Stored dataset items:
/---

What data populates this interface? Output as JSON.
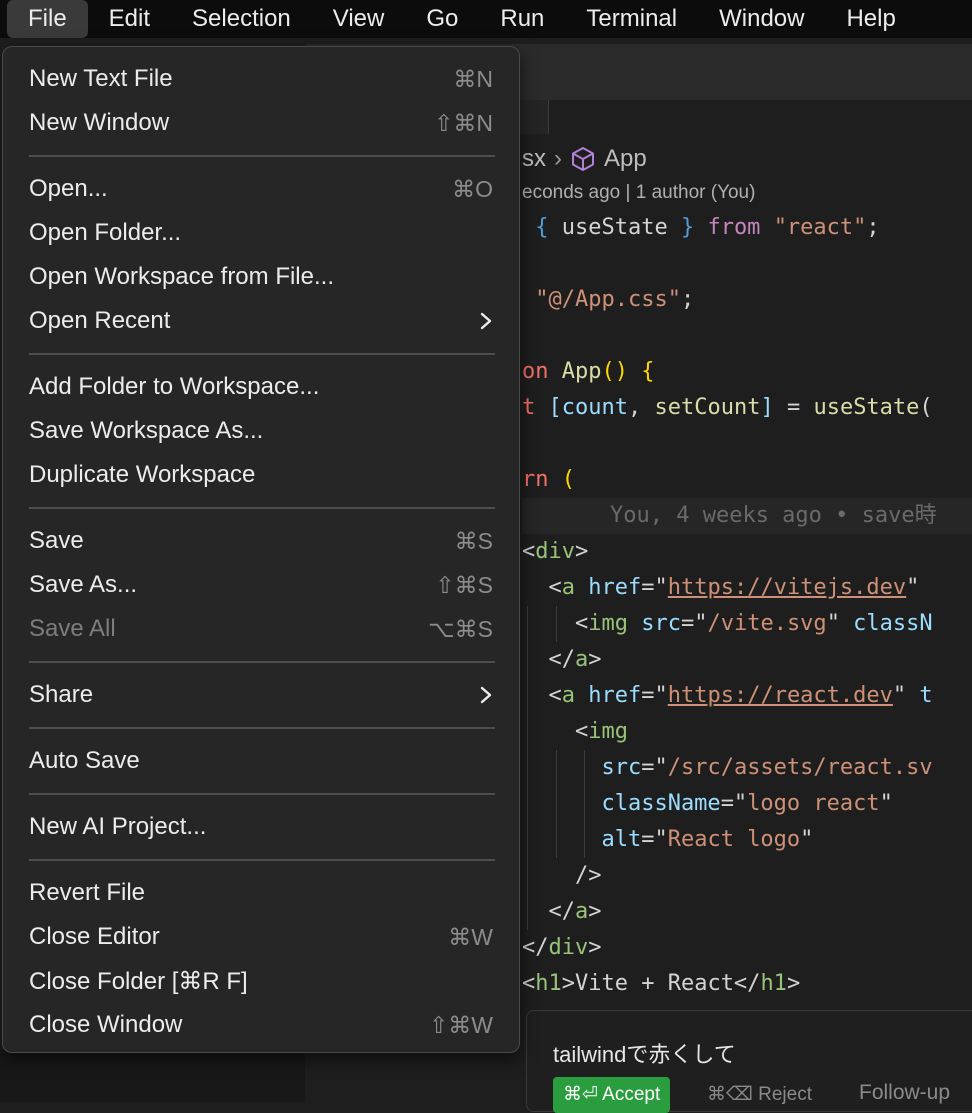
{
  "menubar": {
    "items": [
      "File",
      "Edit",
      "Selection",
      "View",
      "Go",
      "Run",
      "Terminal",
      "Window",
      "Help"
    ]
  },
  "editor": {
    "breadcrumb": {
      "file_fragment": "sx",
      "symbol": "App"
    },
    "blame_text": "econds ago | 1 author (You)",
    "inline_blame": "You, 4 weeks ago • save時",
    "code_lines": [
      {
        "segments": [
          [
            "pl",
            " "
          ],
          [
            "kb",
            "{"
          ],
          [
            "pl",
            " useState "
          ],
          [
            "kb",
            "}"
          ],
          [
            "k",
            " from "
          ],
          [
            "st",
            "\"react\""
          ],
          [
            "pl",
            ";"
          ]
        ]
      },
      {
        "segments": []
      },
      {
        "segments": [
          [
            "pl",
            " "
          ],
          [
            "st",
            "\"@/App.css\""
          ],
          [
            "pl",
            ";"
          ]
        ]
      },
      {
        "segments": []
      },
      {
        "segments": [
          [
            "kr",
            "on "
          ],
          [
            "fn",
            "App"
          ],
          [
            "yl",
            "()"
          ],
          [
            "pl",
            " "
          ],
          [
            "yl",
            "{"
          ]
        ]
      },
      {
        "segments": [
          [
            "kr",
            "t "
          ],
          [
            "vr",
            "[count"
          ],
          [
            "pl",
            ", "
          ],
          [
            "fn",
            "setCount"
          ],
          [
            "vr",
            "]"
          ],
          [
            "pl",
            " = "
          ],
          [
            "fn",
            "useState"
          ],
          [
            "pl",
            "("
          ]
        ]
      },
      {
        "segments": []
      },
      {
        "segments": [
          [
            "kr",
            "rn "
          ],
          [
            "yl",
            "("
          ]
        ]
      },
      {
        "segments": []
      },
      {
        "segments": [
          [
            "pl",
            "<"
          ],
          [
            "tgv",
            "div"
          ],
          [
            "pl",
            ">"
          ]
        ]
      },
      {
        "segments": [
          [
            "pl",
            "  <"
          ],
          [
            "tgv",
            "a"
          ],
          [
            "at",
            " href"
          ],
          [
            "pl",
            "=\""
          ],
          [
            "sv ul",
            "https://vitejs.dev"
          ],
          [
            "pl",
            "\""
          ]
        ]
      },
      {
        "segments": [
          [
            "pl",
            "    <"
          ],
          [
            "tgv",
            "img"
          ],
          [
            "at",
            " src"
          ],
          [
            "pl",
            "=\""
          ],
          [
            "sv",
            "/vite.svg"
          ],
          [
            "pl",
            "\""
          ],
          [
            "at",
            " classN"
          ]
        ]
      },
      {
        "segments": [
          [
            "pl",
            "  </"
          ],
          [
            "tgv",
            "a"
          ],
          [
            "pl",
            ">"
          ]
        ]
      },
      {
        "segments": [
          [
            "pl",
            "  <"
          ],
          [
            "tgv",
            "a"
          ],
          [
            "at",
            " href"
          ],
          [
            "pl",
            "=\""
          ],
          [
            "sv ul",
            "https://react.dev"
          ],
          [
            "pl",
            "\""
          ],
          [
            "at",
            " t"
          ]
        ]
      },
      {
        "segments": [
          [
            "pl",
            "    <"
          ],
          [
            "tgv",
            "img"
          ]
        ]
      },
      {
        "segments": [
          [
            "at",
            "      src"
          ],
          [
            "pl",
            "=\""
          ],
          [
            "sv",
            "/src/assets/react.sv"
          ]
        ]
      },
      {
        "segments": [
          [
            "at",
            "      className"
          ],
          [
            "pl",
            "=\""
          ],
          [
            "sv",
            "logo react"
          ],
          [
            "pl",
            "\""
          ]
        ]
      },
      {
        "segments": [
          [
            "at",
            "      alt"
          ],
          [
            "pl",
            "=\""
          ],
          [
            "sv",
            "React logo"
          ],
          [
            "pl",
            "\""
          ]
        ]
      },
      {
        "segments": [
          [
            "pl",
            "    />"
          ]
        ]
      },
      {
        "segments": [
          [
            "pl",
            "  </"
          ],
          [
            "tgv",
            "a"
          ],
          [
            "pl",
            ">"
          ]
        ]
      },
      {
        "segments": [
          [
            "pl",
            "</"
          ],
          [
            "tgv",
            "div"
          ],
          [
            "pl",
            ">"
          ]
        ]
      },
      {
        "segments": [
          [
            "pl",
            "<"
          ],
          [
            "tgv",
            "h1"
          ],
          [
            "pl",
            ">Vite + React</"
          ],
          [
            "tgv",
            "h1"
          ],
          [
            "pl",
            ">"
          ]
        ]
      }
    ]
  },
  "ai_popup": {
    "prompt": "tailwindで赤くして",
    "accept_label": "⌘⏎ Accept",
    "reject_label": "⌘⌫ Reject",
    "followup_label": "Follow-up"
  },
  "file_menu": {
    "items": [
      {
        "label": "New Text File",
        "shortcut": "⌘N",
        "name": "menu-item-new-text-file"
      },
      {
        "label": "New Window",
        "shortcut": "⇧⌘N",
        "name": "menu-item-new-window"
      },
      {
        "separator": true
      },
      {
        "label": "Open...",
        "shortcut": "⌘O",
        "name": "menu-item-open"
      },
      {
        "label": "Open Folder...",
        "shortcut": "",
        "name": "menu-item-open-folder"
      },
      {
        "label": "Open Workspace from File...",
        "shortcut": "",
        "name": "menu-item-open-workspace"
      },
      {
        "label": "Open Recent",
        "submenu": true,
        "name": "menu-item-open-recent"
      },
      {
        "separator": true
      },
      {
        "label": "Add Folder to Workspace...",
        "shortcut": "",
        "name": "menu-item-add-folder"
      },
      {
        "label": "Save Workspace As...",
        "shortcut": "",
        "name": "menu-item-save-workspace-as"
      },
      {
        "label": "Duplicate Workspace",
        "shortcut": "",
        "name": "menu-item-duplicate-workspace"
      },
      {
        "separator": true
      },
      {
        "label": "Save",
        "shortcut": "⌘S",
        "name": "menu-item-save"
      },
      {
        "label": "Save As...",
        "shortcut": "⇧⌘S",
        "name": "menu-item-save-as"
      },
      {
        "label": "Save All",
        "shortcut": "⌥⌘S",
        "disabled": true,
        "name": "menu-item-save-all"
      },
      {
        "separator": true
      },
      {
        "label": "Share",
        "submenu": true,
        "name": "menu-item-share"
      },
      {
        "separator": true
      },
      {
        "label": "Auto Save",
        "shortcut": "",
        "name": "menu-item-auto-save"
      },
      {
        "separator": true
      },
      {
        "label": "New AI Project...",
        "shortcut": "",
        "name": "menu-item-new-ai-project"
      },
      {
        "separator": true
      },
      {
        "label": "Revert File",
        "shortcut": "",
        "name": "menu-item-revert-file"
      },
      {
        "label": "Close Editor",
        "shortcut": "⌘W",
        "name": "menu-item-close-editor"
      },
      {
        "label": "Close Folder [⌘R F]",
        "shortcut": "",
        "name": "menu-item-close-folder"
      },
      {
        "label": "Close Window",
        "shortcut": "⇧⌘W",
        "name": "menu-item-close-window"
      }
    ]
  }
}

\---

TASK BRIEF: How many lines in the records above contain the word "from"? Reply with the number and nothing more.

ANSWER FOR THIS EXERCISE: 2